Excerpts from an interface dataset
━━━━━━━━━━
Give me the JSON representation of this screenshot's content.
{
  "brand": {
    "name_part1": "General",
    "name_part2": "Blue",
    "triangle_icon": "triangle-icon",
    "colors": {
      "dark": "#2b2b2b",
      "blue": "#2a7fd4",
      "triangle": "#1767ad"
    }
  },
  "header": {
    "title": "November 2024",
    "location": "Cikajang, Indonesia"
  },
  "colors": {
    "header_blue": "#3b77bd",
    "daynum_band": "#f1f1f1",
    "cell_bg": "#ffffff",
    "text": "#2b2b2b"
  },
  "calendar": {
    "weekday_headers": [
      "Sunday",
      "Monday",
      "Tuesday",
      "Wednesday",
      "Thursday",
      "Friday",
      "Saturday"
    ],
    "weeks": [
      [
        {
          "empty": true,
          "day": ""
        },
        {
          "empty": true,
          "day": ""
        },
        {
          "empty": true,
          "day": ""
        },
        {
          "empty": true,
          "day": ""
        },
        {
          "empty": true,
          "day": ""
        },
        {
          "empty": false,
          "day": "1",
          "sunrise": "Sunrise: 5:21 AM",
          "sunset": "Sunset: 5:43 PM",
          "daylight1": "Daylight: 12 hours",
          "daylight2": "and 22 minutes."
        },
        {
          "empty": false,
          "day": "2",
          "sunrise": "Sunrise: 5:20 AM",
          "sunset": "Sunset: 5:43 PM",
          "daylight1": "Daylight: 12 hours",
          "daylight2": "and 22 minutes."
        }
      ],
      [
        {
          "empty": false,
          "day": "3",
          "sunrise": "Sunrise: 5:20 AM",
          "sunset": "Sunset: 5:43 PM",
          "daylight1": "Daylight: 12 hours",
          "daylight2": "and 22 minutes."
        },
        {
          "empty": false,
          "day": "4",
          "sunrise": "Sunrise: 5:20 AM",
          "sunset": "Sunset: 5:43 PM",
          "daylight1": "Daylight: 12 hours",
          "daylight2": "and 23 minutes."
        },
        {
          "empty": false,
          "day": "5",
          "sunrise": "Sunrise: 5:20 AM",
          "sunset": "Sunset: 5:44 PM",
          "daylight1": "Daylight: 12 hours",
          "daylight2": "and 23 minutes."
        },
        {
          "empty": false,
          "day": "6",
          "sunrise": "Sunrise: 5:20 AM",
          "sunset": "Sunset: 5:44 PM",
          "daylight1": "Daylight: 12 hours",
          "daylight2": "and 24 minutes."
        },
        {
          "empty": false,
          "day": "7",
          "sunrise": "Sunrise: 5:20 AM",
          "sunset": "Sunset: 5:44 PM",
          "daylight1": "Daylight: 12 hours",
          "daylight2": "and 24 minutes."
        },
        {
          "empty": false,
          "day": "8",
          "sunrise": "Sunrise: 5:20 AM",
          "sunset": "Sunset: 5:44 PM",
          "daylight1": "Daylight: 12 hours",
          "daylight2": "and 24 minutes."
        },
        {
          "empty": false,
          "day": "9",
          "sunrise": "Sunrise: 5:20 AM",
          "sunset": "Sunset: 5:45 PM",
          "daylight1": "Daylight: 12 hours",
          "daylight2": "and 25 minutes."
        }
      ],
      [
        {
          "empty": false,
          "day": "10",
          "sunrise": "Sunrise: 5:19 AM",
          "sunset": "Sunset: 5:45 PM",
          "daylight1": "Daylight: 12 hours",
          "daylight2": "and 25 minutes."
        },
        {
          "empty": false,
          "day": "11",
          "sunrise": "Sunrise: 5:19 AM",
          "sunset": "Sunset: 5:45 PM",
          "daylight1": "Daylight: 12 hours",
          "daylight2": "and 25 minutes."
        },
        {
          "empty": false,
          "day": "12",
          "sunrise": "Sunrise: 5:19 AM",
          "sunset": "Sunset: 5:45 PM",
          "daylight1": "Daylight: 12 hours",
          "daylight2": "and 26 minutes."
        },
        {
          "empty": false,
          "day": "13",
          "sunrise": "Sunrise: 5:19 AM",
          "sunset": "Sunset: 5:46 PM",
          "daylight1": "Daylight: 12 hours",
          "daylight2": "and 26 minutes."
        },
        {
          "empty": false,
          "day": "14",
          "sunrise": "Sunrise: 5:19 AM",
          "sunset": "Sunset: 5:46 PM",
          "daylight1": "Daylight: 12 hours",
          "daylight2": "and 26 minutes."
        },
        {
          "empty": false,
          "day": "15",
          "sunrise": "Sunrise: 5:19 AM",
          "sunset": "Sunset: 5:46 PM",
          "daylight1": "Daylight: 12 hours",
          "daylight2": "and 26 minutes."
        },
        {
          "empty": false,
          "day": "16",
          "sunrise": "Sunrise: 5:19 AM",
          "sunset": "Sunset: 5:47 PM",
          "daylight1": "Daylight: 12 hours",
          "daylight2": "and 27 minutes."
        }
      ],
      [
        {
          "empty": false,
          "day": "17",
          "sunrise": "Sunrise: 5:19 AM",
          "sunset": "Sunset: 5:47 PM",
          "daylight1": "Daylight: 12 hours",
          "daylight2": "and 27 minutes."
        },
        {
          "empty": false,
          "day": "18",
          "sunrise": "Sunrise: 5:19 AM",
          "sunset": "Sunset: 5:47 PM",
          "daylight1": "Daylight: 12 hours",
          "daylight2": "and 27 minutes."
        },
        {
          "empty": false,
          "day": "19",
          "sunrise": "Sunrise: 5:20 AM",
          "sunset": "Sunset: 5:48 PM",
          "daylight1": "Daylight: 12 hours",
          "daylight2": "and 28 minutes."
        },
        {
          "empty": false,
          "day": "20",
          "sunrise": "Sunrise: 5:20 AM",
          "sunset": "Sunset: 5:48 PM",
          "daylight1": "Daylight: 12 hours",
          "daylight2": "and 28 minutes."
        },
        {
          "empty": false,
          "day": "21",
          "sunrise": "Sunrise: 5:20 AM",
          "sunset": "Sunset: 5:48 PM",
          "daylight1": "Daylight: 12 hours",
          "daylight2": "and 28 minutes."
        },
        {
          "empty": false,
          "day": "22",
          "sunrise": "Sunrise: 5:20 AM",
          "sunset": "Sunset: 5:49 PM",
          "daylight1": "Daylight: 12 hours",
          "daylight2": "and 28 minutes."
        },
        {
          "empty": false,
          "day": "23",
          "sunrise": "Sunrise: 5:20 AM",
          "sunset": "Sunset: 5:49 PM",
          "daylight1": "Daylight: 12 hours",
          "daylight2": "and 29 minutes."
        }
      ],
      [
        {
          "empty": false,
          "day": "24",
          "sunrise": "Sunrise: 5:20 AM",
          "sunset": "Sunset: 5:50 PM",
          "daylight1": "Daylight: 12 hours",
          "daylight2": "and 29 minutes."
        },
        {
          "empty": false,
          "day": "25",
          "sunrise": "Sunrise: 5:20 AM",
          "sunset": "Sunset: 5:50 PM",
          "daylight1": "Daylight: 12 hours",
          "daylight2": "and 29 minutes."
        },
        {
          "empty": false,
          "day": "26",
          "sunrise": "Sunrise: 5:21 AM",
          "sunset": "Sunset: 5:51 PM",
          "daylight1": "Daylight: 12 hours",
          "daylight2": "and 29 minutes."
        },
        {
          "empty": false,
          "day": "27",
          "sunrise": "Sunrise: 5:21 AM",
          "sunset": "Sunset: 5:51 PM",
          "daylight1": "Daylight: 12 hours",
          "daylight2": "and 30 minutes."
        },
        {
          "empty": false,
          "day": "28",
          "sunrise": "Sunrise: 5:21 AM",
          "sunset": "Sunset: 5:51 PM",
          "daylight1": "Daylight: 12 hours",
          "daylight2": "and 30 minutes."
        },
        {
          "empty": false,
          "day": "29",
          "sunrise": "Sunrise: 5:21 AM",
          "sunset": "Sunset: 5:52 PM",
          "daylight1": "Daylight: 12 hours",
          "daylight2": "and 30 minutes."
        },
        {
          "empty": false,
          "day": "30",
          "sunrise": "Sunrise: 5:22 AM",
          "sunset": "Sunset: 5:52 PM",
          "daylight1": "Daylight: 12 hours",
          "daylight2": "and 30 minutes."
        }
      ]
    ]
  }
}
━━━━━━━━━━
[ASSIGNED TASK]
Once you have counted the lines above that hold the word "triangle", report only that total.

[TASK SOLUTION]
2